Press the play button to watch this FREE PREVIEW of some exercise therapy options to manage Hip Osteoarthritis
- What is Hip OA?
- Common causes of Hip OA
- Hip Osteoarthritis (OA) and its affect on society
- Hip pain and OA in females
- Taking a sound subjective assessment
- The objective assessment
- What are some possible RED FLAGS?
- The role of imaging
- Treatment options for Hip OA
- When to consider Total Hip Replacement
The subjective and objective assessment is critical in determining if the person presenting with Hip pain actually has features of Hip OA? Or do they have lumbar spine referral? Or do they have Red Flags driving their Hip pain?
Jo and Adam walk you through the current treatment options for Hip OA; including pharmacological, non-pharmacological and surgical.
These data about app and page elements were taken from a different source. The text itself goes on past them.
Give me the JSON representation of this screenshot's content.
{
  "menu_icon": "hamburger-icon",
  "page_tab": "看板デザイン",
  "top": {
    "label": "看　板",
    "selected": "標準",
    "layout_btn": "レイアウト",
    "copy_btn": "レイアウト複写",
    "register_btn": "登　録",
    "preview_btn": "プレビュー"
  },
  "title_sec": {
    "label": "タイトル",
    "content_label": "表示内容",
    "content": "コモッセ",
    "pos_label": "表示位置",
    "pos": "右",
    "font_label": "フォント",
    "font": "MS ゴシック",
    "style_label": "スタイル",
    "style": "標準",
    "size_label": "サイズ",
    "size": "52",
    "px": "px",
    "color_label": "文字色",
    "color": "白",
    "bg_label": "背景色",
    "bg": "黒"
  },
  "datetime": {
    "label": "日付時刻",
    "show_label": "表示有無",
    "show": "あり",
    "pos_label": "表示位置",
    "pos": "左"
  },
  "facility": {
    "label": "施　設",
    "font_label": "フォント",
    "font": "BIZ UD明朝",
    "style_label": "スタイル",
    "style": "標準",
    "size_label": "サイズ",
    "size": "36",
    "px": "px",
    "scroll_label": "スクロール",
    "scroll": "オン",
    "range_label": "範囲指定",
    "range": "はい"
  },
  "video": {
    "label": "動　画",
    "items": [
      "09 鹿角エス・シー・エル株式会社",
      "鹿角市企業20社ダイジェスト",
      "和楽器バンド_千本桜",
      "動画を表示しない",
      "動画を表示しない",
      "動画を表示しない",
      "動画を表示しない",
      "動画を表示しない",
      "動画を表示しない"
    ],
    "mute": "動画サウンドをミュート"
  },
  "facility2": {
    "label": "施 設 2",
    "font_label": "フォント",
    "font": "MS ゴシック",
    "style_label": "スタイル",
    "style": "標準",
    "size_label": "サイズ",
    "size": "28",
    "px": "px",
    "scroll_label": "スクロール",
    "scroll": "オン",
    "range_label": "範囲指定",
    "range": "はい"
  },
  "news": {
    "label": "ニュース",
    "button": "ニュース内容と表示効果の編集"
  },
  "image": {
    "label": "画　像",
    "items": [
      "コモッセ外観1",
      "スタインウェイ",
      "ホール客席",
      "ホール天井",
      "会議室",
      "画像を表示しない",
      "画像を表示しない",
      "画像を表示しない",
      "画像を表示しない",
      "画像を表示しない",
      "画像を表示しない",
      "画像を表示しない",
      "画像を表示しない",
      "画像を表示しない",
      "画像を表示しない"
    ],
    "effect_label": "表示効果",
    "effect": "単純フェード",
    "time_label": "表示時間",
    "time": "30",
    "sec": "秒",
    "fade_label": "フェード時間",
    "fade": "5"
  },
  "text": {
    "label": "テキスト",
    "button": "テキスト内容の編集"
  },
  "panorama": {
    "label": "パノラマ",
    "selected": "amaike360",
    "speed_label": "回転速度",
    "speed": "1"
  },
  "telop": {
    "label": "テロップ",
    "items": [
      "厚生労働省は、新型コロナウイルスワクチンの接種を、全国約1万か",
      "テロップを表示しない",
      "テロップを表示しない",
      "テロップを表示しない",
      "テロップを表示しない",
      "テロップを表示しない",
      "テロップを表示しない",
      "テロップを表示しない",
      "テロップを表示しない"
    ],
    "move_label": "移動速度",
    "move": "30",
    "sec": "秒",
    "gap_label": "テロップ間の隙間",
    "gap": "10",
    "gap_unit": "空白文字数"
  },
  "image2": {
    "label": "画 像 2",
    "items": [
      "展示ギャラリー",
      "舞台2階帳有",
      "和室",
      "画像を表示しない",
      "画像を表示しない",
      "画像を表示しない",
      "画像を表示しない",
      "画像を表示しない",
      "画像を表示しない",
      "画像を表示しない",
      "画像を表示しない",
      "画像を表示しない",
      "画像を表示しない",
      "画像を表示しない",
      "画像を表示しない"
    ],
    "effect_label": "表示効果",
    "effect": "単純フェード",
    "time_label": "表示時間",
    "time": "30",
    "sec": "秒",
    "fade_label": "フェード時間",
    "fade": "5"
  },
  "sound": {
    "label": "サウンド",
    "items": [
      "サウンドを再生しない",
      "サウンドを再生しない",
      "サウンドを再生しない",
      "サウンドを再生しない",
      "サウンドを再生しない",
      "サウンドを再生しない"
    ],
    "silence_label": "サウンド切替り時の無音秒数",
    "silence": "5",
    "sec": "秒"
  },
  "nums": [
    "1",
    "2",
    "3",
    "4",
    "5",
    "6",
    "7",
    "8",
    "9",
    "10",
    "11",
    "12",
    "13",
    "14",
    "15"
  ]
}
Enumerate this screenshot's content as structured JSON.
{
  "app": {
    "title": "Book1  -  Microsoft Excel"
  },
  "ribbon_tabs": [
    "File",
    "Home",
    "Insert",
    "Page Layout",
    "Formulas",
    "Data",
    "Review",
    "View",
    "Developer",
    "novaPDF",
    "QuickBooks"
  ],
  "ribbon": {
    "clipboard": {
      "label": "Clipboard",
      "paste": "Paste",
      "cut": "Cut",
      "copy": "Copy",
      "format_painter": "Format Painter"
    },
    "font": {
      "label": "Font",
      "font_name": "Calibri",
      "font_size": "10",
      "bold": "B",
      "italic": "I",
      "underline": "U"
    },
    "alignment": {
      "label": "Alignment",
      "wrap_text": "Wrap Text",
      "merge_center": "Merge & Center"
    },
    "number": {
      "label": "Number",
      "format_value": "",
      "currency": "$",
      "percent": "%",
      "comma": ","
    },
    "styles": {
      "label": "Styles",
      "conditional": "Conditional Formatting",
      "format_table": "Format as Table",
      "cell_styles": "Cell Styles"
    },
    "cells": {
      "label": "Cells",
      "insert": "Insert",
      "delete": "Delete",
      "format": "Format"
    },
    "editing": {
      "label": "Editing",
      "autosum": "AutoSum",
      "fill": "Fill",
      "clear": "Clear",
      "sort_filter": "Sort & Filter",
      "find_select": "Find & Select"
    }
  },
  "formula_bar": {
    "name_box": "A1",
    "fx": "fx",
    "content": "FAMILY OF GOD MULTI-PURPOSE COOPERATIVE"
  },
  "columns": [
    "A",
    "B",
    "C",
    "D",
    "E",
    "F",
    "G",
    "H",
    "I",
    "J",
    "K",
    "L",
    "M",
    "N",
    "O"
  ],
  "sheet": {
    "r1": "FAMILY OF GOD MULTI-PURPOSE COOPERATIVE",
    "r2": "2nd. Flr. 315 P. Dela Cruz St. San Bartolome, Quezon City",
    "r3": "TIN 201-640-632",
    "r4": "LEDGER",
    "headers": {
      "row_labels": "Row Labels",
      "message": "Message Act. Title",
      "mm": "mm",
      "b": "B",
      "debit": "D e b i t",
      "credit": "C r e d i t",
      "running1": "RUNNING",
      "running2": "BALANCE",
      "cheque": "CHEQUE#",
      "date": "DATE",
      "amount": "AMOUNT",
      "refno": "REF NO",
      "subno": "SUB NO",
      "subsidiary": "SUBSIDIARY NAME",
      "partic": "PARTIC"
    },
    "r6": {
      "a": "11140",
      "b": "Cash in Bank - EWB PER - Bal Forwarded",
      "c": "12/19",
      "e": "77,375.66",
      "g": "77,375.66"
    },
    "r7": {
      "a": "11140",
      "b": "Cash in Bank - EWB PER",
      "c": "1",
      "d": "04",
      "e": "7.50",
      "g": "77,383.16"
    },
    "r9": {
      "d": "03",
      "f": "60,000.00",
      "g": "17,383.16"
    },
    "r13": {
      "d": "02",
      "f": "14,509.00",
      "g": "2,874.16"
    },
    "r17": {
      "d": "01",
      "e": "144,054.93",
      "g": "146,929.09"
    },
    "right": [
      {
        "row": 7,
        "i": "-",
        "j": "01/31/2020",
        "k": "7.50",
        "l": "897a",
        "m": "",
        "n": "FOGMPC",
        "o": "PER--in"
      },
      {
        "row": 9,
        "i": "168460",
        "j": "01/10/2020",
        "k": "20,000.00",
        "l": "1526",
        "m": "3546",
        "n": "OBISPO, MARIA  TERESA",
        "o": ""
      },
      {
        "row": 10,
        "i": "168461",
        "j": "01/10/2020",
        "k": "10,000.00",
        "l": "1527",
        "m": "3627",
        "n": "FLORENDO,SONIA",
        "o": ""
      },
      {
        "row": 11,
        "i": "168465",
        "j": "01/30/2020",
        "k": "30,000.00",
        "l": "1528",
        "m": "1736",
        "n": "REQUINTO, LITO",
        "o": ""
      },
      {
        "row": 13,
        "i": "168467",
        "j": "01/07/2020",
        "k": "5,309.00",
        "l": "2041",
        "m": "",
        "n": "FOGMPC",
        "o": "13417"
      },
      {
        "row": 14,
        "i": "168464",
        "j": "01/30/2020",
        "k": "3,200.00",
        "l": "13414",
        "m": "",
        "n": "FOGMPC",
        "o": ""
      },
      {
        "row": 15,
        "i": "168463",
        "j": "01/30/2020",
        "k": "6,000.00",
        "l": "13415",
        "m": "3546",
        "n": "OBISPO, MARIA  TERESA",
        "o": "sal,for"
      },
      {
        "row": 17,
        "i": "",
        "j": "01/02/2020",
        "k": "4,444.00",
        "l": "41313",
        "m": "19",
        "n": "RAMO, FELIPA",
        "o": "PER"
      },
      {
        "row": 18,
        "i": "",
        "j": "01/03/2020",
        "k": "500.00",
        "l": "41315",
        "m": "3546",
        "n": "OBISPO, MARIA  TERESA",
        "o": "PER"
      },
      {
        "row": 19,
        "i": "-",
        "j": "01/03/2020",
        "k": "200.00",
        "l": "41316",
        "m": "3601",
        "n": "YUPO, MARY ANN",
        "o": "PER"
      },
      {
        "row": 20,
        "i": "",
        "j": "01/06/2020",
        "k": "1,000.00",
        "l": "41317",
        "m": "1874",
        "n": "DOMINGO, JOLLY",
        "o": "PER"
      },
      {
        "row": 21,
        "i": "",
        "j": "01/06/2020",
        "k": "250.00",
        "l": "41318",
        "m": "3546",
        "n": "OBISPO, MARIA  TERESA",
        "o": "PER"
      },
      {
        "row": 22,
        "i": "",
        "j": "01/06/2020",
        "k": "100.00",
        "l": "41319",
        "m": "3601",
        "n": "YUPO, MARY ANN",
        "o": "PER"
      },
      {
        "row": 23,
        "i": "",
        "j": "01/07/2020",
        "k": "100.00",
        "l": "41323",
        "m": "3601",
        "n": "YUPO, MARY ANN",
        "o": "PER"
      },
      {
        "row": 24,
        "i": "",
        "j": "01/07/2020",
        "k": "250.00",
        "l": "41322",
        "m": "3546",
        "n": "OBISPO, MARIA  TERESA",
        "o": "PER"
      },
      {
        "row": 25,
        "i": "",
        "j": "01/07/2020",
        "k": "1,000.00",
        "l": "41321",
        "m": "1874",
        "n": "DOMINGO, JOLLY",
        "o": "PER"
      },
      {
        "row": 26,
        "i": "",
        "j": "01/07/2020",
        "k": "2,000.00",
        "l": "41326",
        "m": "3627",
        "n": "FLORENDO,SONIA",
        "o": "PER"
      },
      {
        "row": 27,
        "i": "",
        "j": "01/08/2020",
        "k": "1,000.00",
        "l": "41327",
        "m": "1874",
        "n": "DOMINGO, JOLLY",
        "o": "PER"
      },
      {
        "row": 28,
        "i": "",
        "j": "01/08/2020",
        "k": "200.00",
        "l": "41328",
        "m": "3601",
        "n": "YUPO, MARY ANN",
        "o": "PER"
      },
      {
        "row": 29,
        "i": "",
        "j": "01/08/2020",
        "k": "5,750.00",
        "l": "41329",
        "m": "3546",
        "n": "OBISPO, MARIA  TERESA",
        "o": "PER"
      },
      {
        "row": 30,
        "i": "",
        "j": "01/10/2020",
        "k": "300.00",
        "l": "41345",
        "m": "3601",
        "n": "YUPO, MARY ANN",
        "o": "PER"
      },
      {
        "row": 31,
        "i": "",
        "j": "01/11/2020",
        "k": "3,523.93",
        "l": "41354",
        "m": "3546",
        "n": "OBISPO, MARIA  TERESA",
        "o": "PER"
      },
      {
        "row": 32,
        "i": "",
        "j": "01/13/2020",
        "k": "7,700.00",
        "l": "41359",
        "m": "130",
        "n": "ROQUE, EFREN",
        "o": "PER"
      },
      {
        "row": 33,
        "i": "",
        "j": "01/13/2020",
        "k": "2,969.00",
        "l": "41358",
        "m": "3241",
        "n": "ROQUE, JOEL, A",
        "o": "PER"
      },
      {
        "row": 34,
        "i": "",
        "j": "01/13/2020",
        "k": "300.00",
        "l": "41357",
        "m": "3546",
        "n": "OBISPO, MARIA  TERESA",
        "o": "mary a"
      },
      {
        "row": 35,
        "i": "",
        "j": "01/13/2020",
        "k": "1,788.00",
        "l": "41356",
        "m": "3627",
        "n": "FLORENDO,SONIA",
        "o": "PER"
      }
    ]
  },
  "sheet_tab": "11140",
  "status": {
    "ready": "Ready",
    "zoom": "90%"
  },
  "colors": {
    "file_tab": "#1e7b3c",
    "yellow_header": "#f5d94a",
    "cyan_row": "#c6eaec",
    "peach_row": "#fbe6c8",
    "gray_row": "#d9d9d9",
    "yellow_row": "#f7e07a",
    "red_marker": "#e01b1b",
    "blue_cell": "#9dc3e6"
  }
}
Some have great treatment effects, whilst others not-so-much!
Exercise Therapy for Hip OA is one of the best forms of treatment for Hip OA. But unfortunately, very little Hip OA patients receive it! Learn how to introduce exercise into your management plans safely and effectively
Dr Joanne Kemp
Joanne Kemp is a Research Fellow at Latrobe Sport and Exercise Medicine Research Centre, and is a titled APA Sports Physiotherapist of 20+ years’ experience. She is also an adjunct Research Fellow at the Australian Collaboration for Research into Injury in Sport and its Prevention, Faculty of Health, Federation University Australia. She completed her PhD at University of Queensland in early 2014. Her thesis was titled ‘Factors associated with outcomes following hip arthroscopy’.
Joanne has presented extensively on the management of hip pain and hip pathology in Australia and internationally. Her research is focused on hip pathology including early onset hip OA in younger adults, and its impact on activity, function and quality of life. She is also focussed on the long-term consequence of sports injury on joint health. She has a particular focus on surgical and non-surgical interventions that can slow the progression and reduce the symptoms associated with hip pathology and hip OA.
Adam is a National Health and Medical Research Council (NHMRC) Early Career Research Fellow, Head of the Anterior Cruciate Ligament (ACL) Knee Injury Group and Senior Research Fellow within the La Trobe Sport and Exercise Medicine Research Centre. His research focuses on the outcomes of ACL injuries, in particular the prevention and management of early knee osteoarthritis in young adults following ACL injury and reconstruction. Adam has a clinical background in physiotherapy and has worked in teaching and research at universities in Australia, Norway and Austria.
His research has been awarded American Journal of Sports Medicine most outstanding paper 2016, Australian Physiotherapy Association Best New Investigator 2013 & 2017 in musculoskeletal and sports research, Sports Medicine Australia best Clinical Sports Medicine paper 2019, and British Journal of Sports Medicine best systematic review 2015 (finalist). Adam is a graduate of Harvard Medical School’s Global Clinical Research Program and is a Senior Associate Editor for the British Journal of Sports Medicine.